[Web page and app entries]
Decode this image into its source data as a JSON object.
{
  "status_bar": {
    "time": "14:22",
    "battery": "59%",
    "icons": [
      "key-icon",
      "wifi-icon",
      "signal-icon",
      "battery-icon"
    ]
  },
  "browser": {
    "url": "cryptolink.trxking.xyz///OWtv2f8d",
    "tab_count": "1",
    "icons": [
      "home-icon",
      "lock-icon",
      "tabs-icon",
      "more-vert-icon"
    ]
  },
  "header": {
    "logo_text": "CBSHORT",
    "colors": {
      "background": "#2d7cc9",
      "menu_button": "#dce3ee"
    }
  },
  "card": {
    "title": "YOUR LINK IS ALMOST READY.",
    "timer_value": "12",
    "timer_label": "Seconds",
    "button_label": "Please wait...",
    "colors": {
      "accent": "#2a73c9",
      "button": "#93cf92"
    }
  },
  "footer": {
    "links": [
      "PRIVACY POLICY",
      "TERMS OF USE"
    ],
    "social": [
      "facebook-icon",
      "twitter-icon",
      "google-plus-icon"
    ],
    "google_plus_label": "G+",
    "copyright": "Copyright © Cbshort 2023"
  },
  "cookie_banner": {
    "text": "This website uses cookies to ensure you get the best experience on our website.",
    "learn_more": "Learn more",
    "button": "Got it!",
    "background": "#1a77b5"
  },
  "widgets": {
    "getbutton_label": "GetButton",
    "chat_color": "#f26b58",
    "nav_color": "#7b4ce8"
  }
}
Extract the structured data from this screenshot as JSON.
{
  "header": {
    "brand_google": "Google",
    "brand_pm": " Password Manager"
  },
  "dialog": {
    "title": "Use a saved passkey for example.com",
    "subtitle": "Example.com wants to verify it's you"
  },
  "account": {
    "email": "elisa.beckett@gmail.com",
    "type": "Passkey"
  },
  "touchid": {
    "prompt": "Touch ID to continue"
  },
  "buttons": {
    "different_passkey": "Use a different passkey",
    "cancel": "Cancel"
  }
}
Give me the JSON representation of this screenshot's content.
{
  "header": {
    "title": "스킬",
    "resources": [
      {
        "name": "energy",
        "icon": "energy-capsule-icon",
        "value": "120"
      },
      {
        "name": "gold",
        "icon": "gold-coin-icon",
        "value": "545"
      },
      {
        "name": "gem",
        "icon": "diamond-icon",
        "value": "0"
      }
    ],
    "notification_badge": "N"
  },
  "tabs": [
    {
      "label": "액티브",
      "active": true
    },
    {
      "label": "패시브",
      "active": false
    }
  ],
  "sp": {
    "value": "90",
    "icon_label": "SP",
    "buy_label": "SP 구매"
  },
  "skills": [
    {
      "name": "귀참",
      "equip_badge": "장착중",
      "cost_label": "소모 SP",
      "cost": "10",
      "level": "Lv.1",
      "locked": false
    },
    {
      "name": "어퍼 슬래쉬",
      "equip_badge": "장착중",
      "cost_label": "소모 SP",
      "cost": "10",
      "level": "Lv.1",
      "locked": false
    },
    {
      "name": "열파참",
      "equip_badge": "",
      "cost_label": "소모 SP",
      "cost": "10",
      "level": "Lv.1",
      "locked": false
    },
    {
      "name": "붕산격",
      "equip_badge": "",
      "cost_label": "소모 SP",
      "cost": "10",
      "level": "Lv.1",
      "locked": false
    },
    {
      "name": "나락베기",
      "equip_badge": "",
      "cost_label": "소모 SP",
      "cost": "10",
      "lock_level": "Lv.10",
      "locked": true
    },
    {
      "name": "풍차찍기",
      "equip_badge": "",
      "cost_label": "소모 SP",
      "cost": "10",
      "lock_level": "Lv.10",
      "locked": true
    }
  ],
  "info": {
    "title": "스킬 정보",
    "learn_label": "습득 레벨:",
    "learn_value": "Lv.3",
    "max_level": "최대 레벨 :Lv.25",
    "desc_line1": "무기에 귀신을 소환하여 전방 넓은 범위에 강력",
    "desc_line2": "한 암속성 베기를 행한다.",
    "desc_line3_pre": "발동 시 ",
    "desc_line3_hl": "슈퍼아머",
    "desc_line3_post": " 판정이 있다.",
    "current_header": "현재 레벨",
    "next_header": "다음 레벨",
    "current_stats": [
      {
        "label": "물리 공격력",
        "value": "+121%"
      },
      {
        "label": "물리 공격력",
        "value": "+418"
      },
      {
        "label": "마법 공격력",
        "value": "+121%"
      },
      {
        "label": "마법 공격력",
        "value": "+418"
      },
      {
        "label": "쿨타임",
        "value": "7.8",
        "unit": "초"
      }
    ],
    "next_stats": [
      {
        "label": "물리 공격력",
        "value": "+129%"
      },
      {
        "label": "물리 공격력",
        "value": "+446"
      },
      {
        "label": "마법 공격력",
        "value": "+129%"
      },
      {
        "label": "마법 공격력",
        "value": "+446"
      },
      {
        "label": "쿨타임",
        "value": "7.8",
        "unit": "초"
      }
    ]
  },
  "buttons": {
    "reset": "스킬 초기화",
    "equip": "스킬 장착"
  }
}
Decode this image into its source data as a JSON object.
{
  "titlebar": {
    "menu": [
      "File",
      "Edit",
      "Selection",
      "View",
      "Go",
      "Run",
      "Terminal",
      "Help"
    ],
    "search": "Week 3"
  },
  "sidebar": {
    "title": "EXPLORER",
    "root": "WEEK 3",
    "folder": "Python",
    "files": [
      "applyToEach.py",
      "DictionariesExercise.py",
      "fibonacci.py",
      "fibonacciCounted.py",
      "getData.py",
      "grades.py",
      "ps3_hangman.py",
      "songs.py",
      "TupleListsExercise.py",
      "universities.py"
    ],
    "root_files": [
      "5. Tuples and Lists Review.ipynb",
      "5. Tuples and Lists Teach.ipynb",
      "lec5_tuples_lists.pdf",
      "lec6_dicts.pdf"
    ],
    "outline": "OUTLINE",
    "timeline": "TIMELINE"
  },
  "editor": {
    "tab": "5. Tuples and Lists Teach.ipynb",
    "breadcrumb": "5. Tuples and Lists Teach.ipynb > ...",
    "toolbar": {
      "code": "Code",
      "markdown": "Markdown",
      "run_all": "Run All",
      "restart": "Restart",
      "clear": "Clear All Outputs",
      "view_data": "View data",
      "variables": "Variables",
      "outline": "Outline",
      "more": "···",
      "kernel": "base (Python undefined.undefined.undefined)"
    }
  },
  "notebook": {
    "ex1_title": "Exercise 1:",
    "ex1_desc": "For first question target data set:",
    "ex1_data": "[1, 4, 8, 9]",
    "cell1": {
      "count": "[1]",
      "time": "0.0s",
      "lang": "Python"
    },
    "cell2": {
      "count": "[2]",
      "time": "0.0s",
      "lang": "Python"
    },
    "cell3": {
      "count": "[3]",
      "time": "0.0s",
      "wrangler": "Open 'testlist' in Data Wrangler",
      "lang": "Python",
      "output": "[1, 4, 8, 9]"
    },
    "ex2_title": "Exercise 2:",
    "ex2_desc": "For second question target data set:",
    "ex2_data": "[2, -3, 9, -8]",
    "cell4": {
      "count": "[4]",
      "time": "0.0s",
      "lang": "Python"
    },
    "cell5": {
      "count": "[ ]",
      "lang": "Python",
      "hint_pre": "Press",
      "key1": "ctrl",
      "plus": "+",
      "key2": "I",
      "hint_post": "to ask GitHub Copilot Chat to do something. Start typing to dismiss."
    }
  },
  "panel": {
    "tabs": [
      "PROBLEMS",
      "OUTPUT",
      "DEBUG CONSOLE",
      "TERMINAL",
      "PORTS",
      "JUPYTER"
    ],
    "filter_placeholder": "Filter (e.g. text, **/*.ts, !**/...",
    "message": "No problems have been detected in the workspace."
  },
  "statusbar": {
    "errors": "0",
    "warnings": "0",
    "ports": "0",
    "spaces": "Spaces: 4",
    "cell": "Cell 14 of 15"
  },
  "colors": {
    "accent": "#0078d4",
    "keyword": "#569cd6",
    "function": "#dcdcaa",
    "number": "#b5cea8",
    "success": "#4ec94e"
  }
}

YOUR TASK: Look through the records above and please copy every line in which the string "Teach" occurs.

RESULT:
      "5. Tuples and Lists Teach.ipynb",
    "tab": "5. Tuples and Lists Teach.ipynb",
    "breadcrumb": "5. Tuples and Lists Teach.ipynb > ...",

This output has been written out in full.